parietal lobe - spatial orientation

occipital lobe - vision

The two hemispheres have different roles as well, and you may not have heard about “left brain” and “right brain” qualities. In general, the left brain focuses more on language, comprehension and math skills, and the right brain focuses more on hearing, spatial skills and creative skills.

As well as the cerebrum we have the brainstem, which connects to the spinal cord and relays information between the brain and the body. Other smaller but no less important parts of the brain are the thalamus, hypothalamus, cerebellum, and the fluid-filled ventricles.

There are a couple of myths about the brain which I think would be well worth debunking.

Firstly, something I discovered the hard way, is that the brain cannot multitask. Instead, what the brain does is keep switching from one task to another and this results in more errors and it taking longer to complete tasks. The studies are clear on this - it is far more efficient to focus on one thing at a time.

Secondly, one of the biggest myths in medicine is that we only use 10% of our brain - around 65% of people believe this. In fact, brain imaging studies show that the majority of the brain is almost always active. Even when we are resting or sleeping a lot of the brain is being used. It is a mystery where this myth originates from. Most likely, it comes from Dale Carnegie’s 1936 book How to Win Friends and Influence People.

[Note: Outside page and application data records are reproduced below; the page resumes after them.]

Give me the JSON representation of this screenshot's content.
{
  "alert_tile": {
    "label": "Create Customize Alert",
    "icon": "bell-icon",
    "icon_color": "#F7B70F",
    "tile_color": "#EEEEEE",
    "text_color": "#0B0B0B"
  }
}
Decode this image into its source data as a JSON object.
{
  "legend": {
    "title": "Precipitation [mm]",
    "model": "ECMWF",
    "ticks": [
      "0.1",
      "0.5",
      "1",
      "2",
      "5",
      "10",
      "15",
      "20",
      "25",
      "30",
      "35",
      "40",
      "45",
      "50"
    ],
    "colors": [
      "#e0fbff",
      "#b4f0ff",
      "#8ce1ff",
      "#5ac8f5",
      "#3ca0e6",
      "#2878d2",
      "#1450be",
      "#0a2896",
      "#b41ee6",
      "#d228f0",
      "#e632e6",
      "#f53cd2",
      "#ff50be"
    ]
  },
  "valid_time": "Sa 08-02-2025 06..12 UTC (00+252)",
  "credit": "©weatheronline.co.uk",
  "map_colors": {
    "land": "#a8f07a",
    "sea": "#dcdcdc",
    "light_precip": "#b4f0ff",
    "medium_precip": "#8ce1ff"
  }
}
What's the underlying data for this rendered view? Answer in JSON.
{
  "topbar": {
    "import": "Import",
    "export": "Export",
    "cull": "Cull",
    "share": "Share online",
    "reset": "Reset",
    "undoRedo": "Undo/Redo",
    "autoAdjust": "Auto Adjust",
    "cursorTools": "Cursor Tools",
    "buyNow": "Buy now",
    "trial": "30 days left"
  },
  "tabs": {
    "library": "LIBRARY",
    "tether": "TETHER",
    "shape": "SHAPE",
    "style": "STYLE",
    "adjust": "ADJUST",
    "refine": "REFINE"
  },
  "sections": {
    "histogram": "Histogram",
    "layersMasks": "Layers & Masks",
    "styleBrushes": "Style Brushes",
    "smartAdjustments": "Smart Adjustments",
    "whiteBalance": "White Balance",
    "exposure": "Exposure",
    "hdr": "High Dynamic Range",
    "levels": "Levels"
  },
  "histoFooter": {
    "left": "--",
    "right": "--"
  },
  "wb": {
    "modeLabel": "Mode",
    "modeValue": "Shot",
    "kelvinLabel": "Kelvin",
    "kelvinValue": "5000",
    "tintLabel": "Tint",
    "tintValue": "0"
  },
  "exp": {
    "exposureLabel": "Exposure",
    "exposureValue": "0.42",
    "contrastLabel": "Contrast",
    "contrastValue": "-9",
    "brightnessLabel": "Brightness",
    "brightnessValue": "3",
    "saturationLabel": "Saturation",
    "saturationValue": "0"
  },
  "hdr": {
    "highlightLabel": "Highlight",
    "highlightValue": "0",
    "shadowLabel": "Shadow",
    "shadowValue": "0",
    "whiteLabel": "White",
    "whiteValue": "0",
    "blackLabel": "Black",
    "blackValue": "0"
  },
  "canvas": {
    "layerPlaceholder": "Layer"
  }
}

As to what a person can do to improve or maintain brain health, this is mostly the same as for general health e.g. eating a healthy diet with lots of fruit, vegetables, antioxidants and oily fish, and exercising regularly. In addition, keeping the brain active certainly helps, with activities such as reading, sudoku and brain training exercises. And there are various nutritional supplements, including fish oil, which are thought to help as well.